June 17, 2009
Sales and use tax rate increases to 6.875 percent
The general sales and use tax rate will increase three-eighths of one percent to 6.875 percent on July 1, 2009. Additional information, including new sales tax rate charts, can be found on our website at http://webprod/sales/pages/other_supporting_content_sales_tax_rates.aspx.
Highlights of tax-related changes include the following:
Individuals are allowed a nonrefundable credit equal to 20 percent of certain health insurance premiums paid from an employer plan under IRC section 125.
A federal update adopts all of the federal changes to taxable income for individuals included in The American Recovery and Reinvestment Act of 2009, including the provision allowing some individuals a five-year carryback of net operating losses. However, Minnesota did not conform to the deferred income from the discharge of indebtedness resulting from reacquisition of business indebtedness (also applies to corporation franchise), the motor vehicle sales tax deduction allowed as an itemized deduction or additional standard deduction, or the deduction of the first $2,400 of unemployment compensation. These three items will be added back to Minnesota income. In addition, Minnesota did not conform to the federal extension of bonus depreciation or increased section 179 expensing. Taxpayers will continue to add back 80 percent of the amounts in the first tax year, and then subtract one-fifth of the amounts added back in each of the five following years.
Disclosure requirements for refund anticipation loans and refund anticipation checks have been modified, prohibiting certain actions for tax preparers, and modifying penalties and civil damages for violations by tax preparers.
Intermediary reporting requirement
Minnesota has a new reporting requirement for qualified intermediaries of like-kind exchanges. Qualified intermediaries who facilitate like-kind exchanges under IRC Section 1031 must submit a report to the Department of Revenue upon demand. The report must be filed within 30 days of the demand.
Withholding tax consequences for misclassifying employees
A recent law change requires employers who misclassify workers and fail to withhold Minnesota income taxes to be liable for a greater amount of tax. The employers will be required to pay taxes equal to 3 percent of the misclassified workers’ salaries.

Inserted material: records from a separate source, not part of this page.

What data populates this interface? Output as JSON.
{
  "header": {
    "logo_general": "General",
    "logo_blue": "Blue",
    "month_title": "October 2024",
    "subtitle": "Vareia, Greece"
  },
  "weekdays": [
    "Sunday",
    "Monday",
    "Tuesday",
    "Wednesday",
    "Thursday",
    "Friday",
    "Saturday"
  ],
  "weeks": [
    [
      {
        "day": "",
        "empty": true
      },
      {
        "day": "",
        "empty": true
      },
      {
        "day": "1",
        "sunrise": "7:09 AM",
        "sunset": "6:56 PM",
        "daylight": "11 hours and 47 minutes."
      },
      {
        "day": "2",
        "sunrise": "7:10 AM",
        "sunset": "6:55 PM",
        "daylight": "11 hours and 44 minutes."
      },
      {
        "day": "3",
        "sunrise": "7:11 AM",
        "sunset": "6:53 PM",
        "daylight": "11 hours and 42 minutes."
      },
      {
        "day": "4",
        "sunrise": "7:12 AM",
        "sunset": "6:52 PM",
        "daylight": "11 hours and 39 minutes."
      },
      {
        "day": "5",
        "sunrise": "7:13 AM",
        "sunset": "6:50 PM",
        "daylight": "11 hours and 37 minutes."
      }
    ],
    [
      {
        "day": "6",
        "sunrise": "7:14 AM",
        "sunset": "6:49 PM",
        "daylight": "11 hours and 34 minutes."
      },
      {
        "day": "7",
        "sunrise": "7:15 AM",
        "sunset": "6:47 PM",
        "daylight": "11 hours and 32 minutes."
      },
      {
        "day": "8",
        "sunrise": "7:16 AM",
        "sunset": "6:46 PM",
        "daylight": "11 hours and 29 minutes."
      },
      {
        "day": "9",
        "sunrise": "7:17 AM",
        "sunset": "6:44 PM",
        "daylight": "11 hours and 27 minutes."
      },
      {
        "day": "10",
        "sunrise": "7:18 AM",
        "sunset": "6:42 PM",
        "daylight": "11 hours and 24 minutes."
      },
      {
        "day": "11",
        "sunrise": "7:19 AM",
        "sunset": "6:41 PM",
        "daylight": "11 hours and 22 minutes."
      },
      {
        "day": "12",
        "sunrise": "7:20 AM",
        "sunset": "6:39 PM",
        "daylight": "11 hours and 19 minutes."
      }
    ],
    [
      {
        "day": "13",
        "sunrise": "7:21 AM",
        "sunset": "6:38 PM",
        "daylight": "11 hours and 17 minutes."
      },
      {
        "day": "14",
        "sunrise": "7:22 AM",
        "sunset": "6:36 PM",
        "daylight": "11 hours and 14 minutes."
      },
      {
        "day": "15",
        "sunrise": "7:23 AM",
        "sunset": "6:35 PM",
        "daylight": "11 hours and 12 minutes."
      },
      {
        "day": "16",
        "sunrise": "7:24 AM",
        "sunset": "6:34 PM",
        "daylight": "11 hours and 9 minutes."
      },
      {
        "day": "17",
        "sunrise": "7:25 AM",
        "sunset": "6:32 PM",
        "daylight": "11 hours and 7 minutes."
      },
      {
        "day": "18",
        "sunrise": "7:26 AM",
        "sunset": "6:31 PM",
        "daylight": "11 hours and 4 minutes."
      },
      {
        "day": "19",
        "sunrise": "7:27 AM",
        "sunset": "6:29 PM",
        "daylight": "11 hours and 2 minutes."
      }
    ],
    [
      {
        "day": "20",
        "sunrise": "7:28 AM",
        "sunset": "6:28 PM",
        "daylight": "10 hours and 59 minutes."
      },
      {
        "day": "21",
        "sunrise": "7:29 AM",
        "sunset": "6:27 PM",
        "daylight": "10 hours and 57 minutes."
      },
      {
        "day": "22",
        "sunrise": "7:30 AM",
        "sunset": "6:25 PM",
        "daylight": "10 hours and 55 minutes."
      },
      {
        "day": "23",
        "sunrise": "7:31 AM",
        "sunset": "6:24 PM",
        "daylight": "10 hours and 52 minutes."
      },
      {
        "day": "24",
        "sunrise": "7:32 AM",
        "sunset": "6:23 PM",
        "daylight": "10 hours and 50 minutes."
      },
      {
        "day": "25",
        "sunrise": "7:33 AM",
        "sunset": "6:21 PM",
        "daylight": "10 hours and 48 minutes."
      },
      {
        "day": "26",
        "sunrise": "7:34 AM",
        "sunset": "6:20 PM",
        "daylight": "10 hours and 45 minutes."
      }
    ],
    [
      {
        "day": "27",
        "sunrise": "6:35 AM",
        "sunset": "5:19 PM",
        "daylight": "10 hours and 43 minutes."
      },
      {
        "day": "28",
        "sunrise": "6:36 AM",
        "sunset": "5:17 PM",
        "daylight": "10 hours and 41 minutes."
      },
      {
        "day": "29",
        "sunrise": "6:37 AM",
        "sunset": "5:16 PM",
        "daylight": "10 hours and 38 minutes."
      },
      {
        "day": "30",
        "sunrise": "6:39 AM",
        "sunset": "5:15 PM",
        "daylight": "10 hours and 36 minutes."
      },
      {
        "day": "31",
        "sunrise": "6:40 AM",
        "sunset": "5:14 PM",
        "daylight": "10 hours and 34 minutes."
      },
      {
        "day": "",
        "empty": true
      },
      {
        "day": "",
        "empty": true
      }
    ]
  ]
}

The tax will apply even if the employees have been paying the taxes themselves and, unlike in the past, businesses may not claim income taxes paid by their employees as a credit against their own liability.
Governor Pawlenty’s unallotment recommendations
Governor Pawlenty announced on June 16, as part of his unallotment authority, his recommendations for balancing the state budget, including the following:
The governor’s unallotment proposal will be presented to the Legislative Advisory Committee on June 18. More information will be posted to our website when available.